*** AVAILABLE RECORDS ***

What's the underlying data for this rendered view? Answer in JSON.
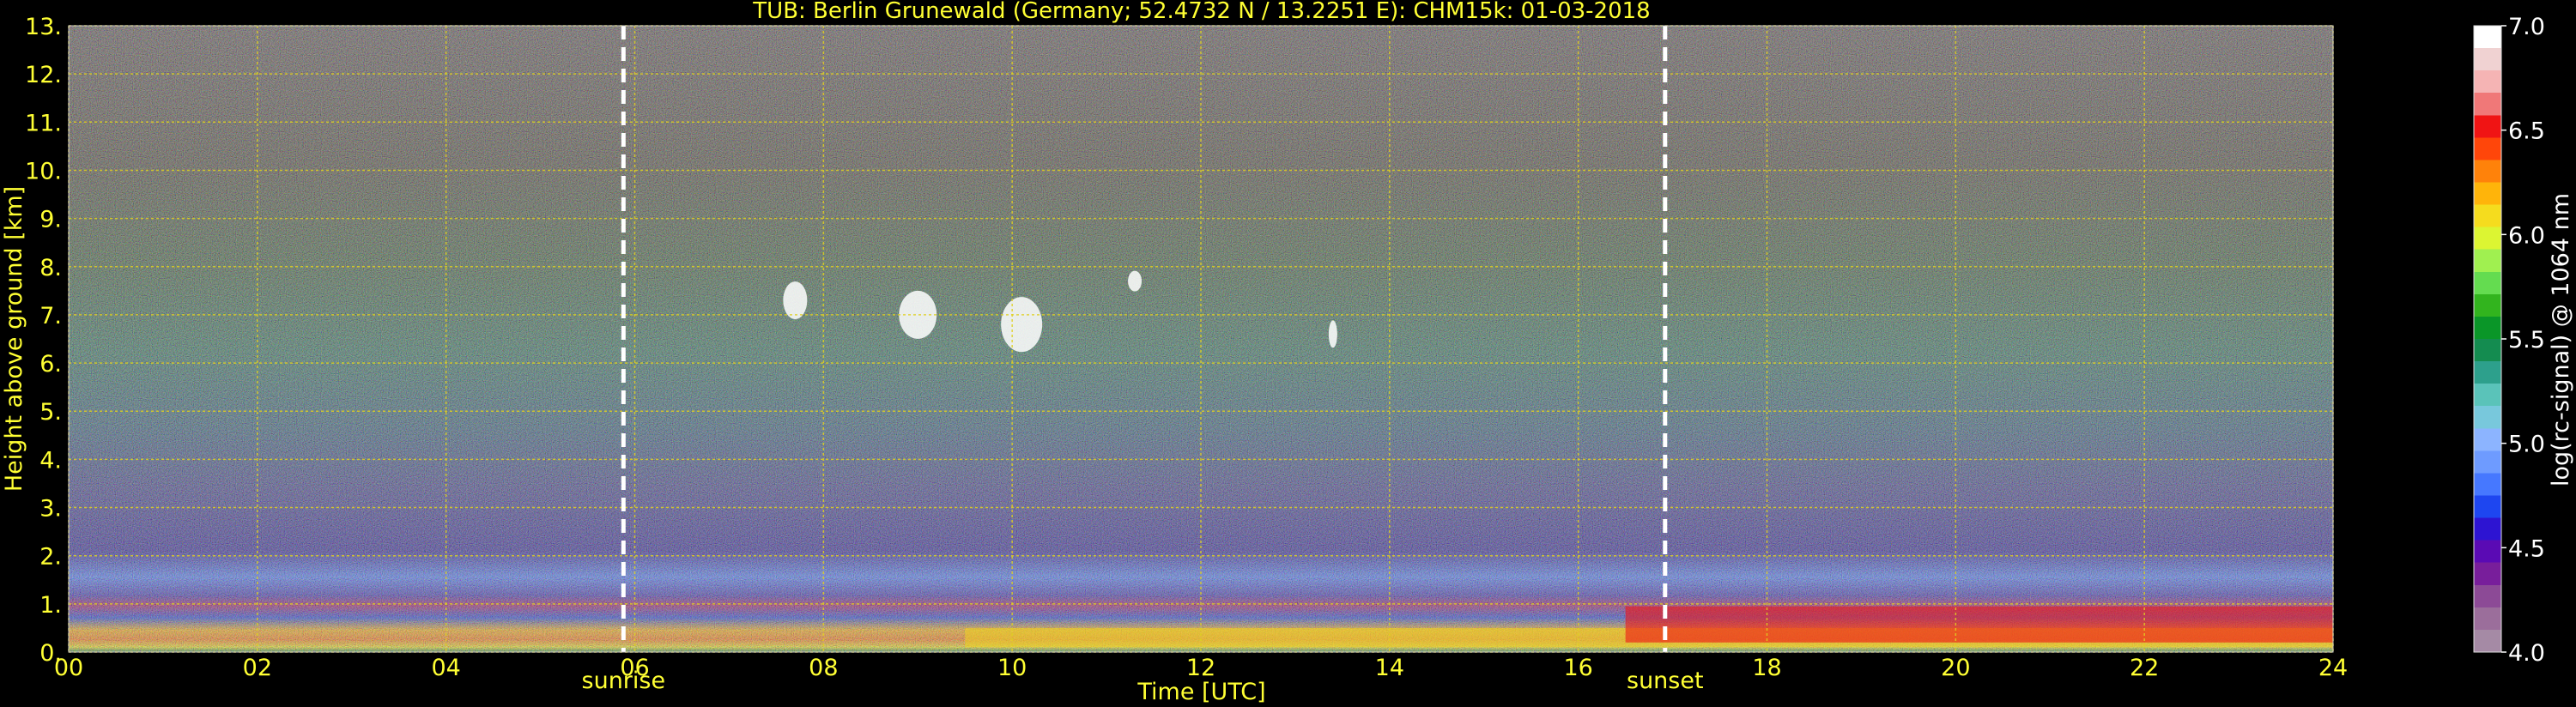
{
  "chart_data": {
    "type": "heatmap",
    "title": "TUB: Berlin Grunewald (Germany; 52.4732 N / 13.2251 E):    CHM15k: 01-03-2018",
    "xlabel": "Time [UTC]",
    "ylabel": "Height above ground [km]",
    "xlim": [
      0,
      24
    ],
    "ylim": [
      0,
      13
    ],
    "x_ticks": [
      0,
      2,
      4,
      6,
      8,
      10,
      12,
      14,
      16,
      18,
      20,
      22,
      24
    ],
    "x_tick_labels": [
      "00",
      "02",
      "04",
      "06",
      "08",
      "10",
      "12",
      "14",
      "16",
      "18",
      "20",
      "22",
      "24"
    ],
    "y_ticks": [
      0,
      1,
      2,
      3,
      4,
      5,
      6,
      7,
      8,
      9,
      10,
      11,
      12,
      13
    ],
    "y_tick_labels": [
      "0.",
      "1.",
      "2.",
      "3.",
      "4.",
      "5.",
      "6.",
      "7.",
      "8.",
      "9.",
      "10.",
      "11.",
      "12.",
      "13."
    ],
    "grid": true,
    "colorbar": {
      "label": "log(rc-signal) @ 1064 nm",
      "range": [
        4.0,
        7.0
      ],
      "ticks": [
        4.0,
        4.5,
        5.0,
        5.5,
        6.0,
        6.5,
        7.0
      ],
      "tick_labels": [
        "4.0",
        "4.5",
        "5.0",
        "5.5",
        "6.0",
        "6.5",
        "7.0"
      ],
      "colors": [
        "#a58aa5",
        "#9b6e9b",
        "#8c4a96",
        "#781e9b",
        "#5a0ab4",
        "#2d14d2",
        "#1e46f0",
        "#4678ff",
        "#6e9bff",
        "#8cb4ff",
        "#78c8dc",
        "#5ac3b9",
        "#2da08c",
        "#148c50",
        "#0a9628",
        "#32b41e",
        "#64dc50",
        "#a0f050",
        "#dcf532",
        "#f5dc1e",
        "#ffb40a",
        "#ff820a",
        "#ff460a",
        "#f01414",
        "#f07878",
        "#f5b4b4",
        "#f0d2d2",
        "#ffffff"
      ]
    },
    "annotations": [
      {
        "label": "sunrise",
        "x": 5.88
      },
      {
        "label": "sunset",
        "x": 16.92
      }
    ]
  }
}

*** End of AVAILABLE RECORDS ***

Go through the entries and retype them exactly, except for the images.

What's the underlying data for this rendered view? Answer in JSON.
{
  "chart_data": {
    "type": "heatmap",
    "title": "TUB: Berlin Grunewald (Germany; 52.4732 N / 13.2251 E):    CHM15k: 01-03-2018",
    "xlabel": "Time [UTC]",
    "ylabel": "Height above ground [km]",
    "xlim": [
      0,
      24
    ],
    "ylim": [
      0,
      13
    ],
    "x_ticks": [
      0,
      2,
      4,
      6,
      8,
      10,
      12,
      14,
      16,
      18,
      20,
      22,
      24
    ],
    "x_tick_labels": [
      "00",
      "02",
      "04",
      "06",
      "08",
      "10",
      "12",
      "14",
      "16",
      "18",
      "20",
      "22",
      "24"
    ],
    "y_ticks": [
      0,
      1,
      2,
      3,
      4,
      5,
      6,
      7,
      8,
      9,
      10,
      11,
      12,
      13
    ],
    "y_tick_labels": [
      "0.",
      "1.",
      "2.",
      "3.",
      "4.",
      "5.",
      "6.",
      "7.",
      "8.",
      "9.",
      "10.",
      "11.",
      "12.",
      "13."
    ],
    "grid": true,
    "colorbar": {
      "label": "log(rc-signal) @ 1064 nm",
      "range": [
        4.0,
        7.0
      ],
      "ticks": [
        4.0,
        4.5,
        5.0,
        5.5,
        6.0,
        6.5,
        7.0
      ],
      "tick_labels": [
        "4.0",
        "4.5",
        "5.0",
        "5.5",
        "6.0",
        "6.5",
        "7.0"
      ],
      "colors": [
        "#a58aa5",
        "#9b6e9b",
        "#8c4a96",
        "#781e9b",
        "#5a0ab4",
        "#2d14d2",
        "#1e46f0",
        "#4678ff",
        "#6e9bff",
        "#8cb4ff",
        "#78c8dc",
        "#5ac3b9",
        "#2da08c",
        "#148c50",
        "#0a9628",
        "#32b41e",
        "#64dc50",
        "#a0f050",
        "#dcf532",
        "#f5dc1e",
        "#ffb40a",
        "#ff820a",
        "#ff460a",
        "#f01414",
        "#f07878",
        "#f5b4b4",
        "#f0d2d2",
        "#ffffff"
      ]
    },
    "annotations": [
      {
        "label": "sunrise",
        "x": 5.88
      },
      {
        "label": "sunset",
        "x": 16.92
      }
    ]
  }
}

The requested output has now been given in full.